Start of Block

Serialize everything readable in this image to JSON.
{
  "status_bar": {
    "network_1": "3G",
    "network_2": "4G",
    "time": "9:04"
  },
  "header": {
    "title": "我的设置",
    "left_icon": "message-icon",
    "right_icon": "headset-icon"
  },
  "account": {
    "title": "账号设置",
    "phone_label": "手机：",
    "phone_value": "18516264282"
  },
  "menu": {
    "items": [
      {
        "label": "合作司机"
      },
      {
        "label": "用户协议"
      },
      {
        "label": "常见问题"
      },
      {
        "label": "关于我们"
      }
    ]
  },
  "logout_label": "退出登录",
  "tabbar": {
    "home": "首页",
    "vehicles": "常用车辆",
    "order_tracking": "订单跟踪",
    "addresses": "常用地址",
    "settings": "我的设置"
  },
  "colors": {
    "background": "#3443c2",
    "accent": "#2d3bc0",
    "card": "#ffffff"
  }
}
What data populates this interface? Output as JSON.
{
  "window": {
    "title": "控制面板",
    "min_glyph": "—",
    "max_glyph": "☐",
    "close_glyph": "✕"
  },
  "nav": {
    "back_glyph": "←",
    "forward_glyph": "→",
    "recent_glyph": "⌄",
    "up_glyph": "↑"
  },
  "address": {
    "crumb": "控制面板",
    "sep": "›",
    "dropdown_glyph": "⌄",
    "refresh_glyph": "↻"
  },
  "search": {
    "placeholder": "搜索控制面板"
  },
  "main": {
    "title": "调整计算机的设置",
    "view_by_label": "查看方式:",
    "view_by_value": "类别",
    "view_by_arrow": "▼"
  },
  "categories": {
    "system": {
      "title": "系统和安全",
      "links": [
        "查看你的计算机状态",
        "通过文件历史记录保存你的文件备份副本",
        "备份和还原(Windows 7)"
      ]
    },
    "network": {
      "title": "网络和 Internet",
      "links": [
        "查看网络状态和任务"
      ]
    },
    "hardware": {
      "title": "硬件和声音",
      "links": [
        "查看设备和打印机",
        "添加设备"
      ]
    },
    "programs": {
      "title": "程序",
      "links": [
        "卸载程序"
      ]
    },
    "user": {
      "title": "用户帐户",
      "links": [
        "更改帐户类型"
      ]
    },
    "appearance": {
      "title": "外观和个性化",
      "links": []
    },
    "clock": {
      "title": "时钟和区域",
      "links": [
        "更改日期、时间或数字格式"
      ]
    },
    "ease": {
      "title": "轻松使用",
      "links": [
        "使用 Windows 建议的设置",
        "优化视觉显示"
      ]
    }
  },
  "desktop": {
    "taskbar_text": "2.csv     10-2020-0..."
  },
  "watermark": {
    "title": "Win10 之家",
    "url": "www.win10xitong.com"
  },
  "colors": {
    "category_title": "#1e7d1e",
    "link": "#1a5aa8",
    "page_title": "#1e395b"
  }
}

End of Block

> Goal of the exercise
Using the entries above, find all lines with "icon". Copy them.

> Your solution
    "left_icon": "message-icon",
    "right_icon": "headset-icon"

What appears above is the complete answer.